(Entries from a dataset of interfaces)
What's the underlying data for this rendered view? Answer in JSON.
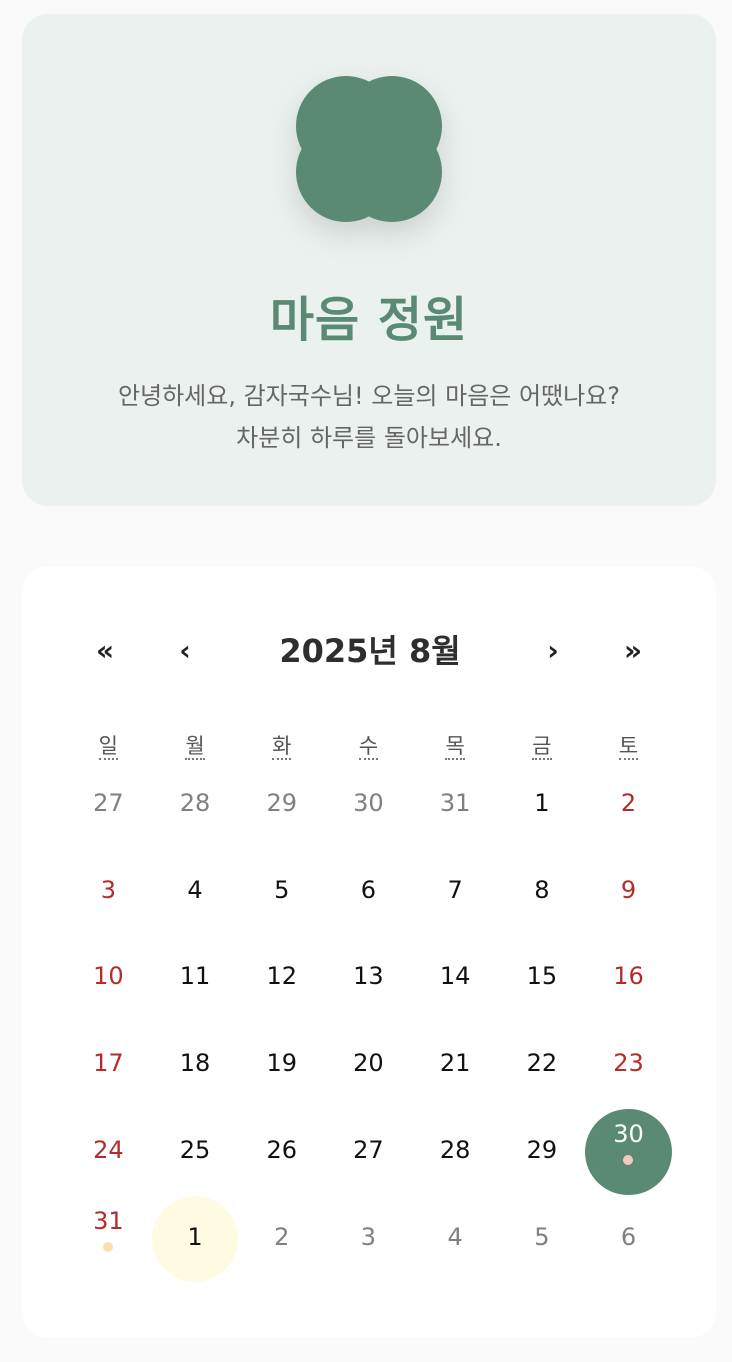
{
  "hero": {
    "title": "마음 정원",
    "greeting_line1": "안녕하세요, 감자국수님! 오늘의 마음은 어땠나요?",
    "greeting_line2": "차분히 하루를 돌아보세요.",
    "logo_icon": "clover-icon",
    "logo_color": "#5a8a74"
  },
  "calendar": {
    "month_title": "2025년 8월",
    "nav": {
      "prev_year": "«",
      "prev_month": "‹",
      "next_month": "›",
      "next_year": "»"
    },
    "weekdays": [
      "일",
      "월",
      "화",
      "수",
      "목",
      "금",
      "토"
    ],
    "weeks": [
      [
        {
          "day": "27",
          "type": "other"
        },
        {
          "day": "28",
          "type": "other"
        },
        {
          "day": "29",
          "type": "other"
        },
        {
          "day": "30",
          "type": "other"
        },
        {
          "day": "31",
          "type": "other"
        },
        {
          "day": "1",
          "type": "normal"
        },
        {
          "day": "2",
          "type": "weekend"
        }
      ],
      [
        {
          "day": "3",
          "type": "weekend"
        },
        {
          "day": "4",
          "type": "normal"
        },
        {
          "day": "5",
          "type": "normal"
        },
        {
          "day": "6",
          "type": "normal"
        },
        {
          "day": "7",
          "type": "normal"
        },
        {
          "day": "8",
          "type": "normal"
        },
        {
          "day": "9",
          "type": "weekend"
        }
      ],
      [
        {
          "day": "10",
          "type": "weekend"
        },
        {
          "day": "11",
          "type": "normal"
        },
        {
          "day": "12",
          "type": "normal"
        },
        {
          "day": "13",
          "type": "normal"
        },
        {
          "day": "14",
          "type": "normal"
        },
        {
          "day": "15",
          "type": "normal"
        },
        {
          "day": "16",
          "type": "weekend"
        }
      ],
      [
        {
          "day": "17",
          "type": "weekend"
        },
        {
          "day": "18",
          "type": "normal"
        },
        {
          "day": "19",
          "type": "normal"
        },
        {
          "day": "20",
          "type": "normal"
        },
        {
          "day": "21",
          "type": "normal"
        },
        {
          "day": "22",
          "type": "normal"
        },
        {
          "day": "23",
          "type": "weekend"
        }
      ],
      [
        {
          "day": "24",
          "type": "weekend"
        },
        {
          "day": "25",
          "type": "normal"
        },
        {
          "day": "26",
          "type": "normal"
        },
        {
          "day": "27",
          "type": "normal"
        },
        {
          "day": "28",
          "type": "normal"
        },
        {
          "day": "29",
          "type": "normal"
        },
        {
          "day": "30",
          "type": "selected",
          "dot": "#f4c9c4"
        }
      ],
      [
        {
          "day": "31",
          "type": "weekend",
          "dot": "#f8e1a8"
        },
        {
          "day": "1",
          "type": "today"
        },
        {
          "day": "2",
          "type": "other"
        },
        {
          "day": "3",
          "type": "other"
        },
        {
          "day": "4",
          "type": "other"
        },
        {
          "day": "5",
          "type": "other"
        },
        {
          "day": "6",
          "type": "other"
        }
      ]
    ]
  }
}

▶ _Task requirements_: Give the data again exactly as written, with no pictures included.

▶ _Solution for this exercise_:
What's the underlying data for this rendered view? Answer in JSON.
{
  "hero": {
    "title": "마음 정원",
    "greeting_line1": "안녕하세요, 감자국수님! 오늘의 마음은 어땠나요?",
    "greeting_line2": "차분히 하루를 돌아보세요.",
    "logo_icon": "clover-icon",
    "logo_color": "#5a8a74"
  },
  "calendar": {
    "month_title": "2025년 8월",
    "nav": {
      "prev_year": "«",
      "prev_month": "‹",
      "next_month": "›",
      "next_year": "»"
    },
    "weekdays": [
      "일",
      "월",
      "화",
      "수",
      "목",
      "금",
      "토"
    ],
    "weeks": [
      [
        {
          "day": "27",
          "type": "other"
        },
        {
          "day": "28",
          "type": "other"
        },
        {
          "day": "29",
          "type": "other"
        },
        {
          "day": "30",
          "type": "other"
        },
        {
          "day": "31",
          "type": "other"
        },
        {
          "day": "1",
          "type": "normal"
        },
        {
          "day": "2",
          "type": "weekend"
        }
      ],
      [
        {
          "day": "3",
          "type": "weekend"
        },
        {
          "day": "4",
          "type": "normal"
        },
        {
          "day": "5",
          "type": "normal"
        },
        {
          "day": "6",
          "type": "normal"
        },
        {
          "day": "7",
          "type": "normal"
        },
        {
          "day": "8",
          "type": "normal"
        },
        {
          "day": "9",
          "type": "weekend"
        }
      ],
      [
        {
          "day": "10",
          "type": "weekend"
        },
        {
          "day": "11",
          "type": "normal"
        },
        {
          "day": "12",
          "type": "normal"
        },
        {
          "day": "13",
          "type": "normal"
        },
        {
          "day": "14",
          "type": "normal"
        },
        {
          "day": "15",
          "type": "normal"
        },
        {
          "day": "16",
          "type": "weekend"
        }
      ],
      [
        {
          "day": "17",
          "type": "weekend"
        },
        {
          "day": "18",
          "type": "normal"
        },
        {
          "day": "19",
          "type": "normal"
        },
        {
          "day": "20",
          "type": "normal"
        },
        {
          "day": "21",
          "type": "normal"
        },
        {
          "day": "22",
          "type": "normal"
        },
        {
          "day": "23",
          "type": "weekend"
        }
      ],
      [
        {
          "day": "24",
          "type": "weekend"
        },
        {
          "day": "25",
          "type": "normal"
        },
        {
          "day": "26",
          "type": "normal"
        },
        {
          "day": "27",
          "type": "normal"
        },
        {
          "day": "28",
          "type": "normal"
        },
        {
          "day": "29",
          "type": "normal"
        },
        {
          "day": "30",
          "type": "selected",
          "dot": "#f4c9c4"
        }
      ],
      [
        {
          "day": "31",
          "type": "weekend",
          "dot": "#f8e1a8"
        },
        {
          "day": "1",
          "type": "today"
        },
        {
          "day": "2",
          "type": "other"
        },
        {
          "day": "3",
          "type": "other"
        },
        {
          "day": "4",
          "type": "other"
        },
        {
          "day": "5",
          "type": "other"
        },
        {
          "day": "6",
          "type": "other"
        }
      ]
    ]
  }
}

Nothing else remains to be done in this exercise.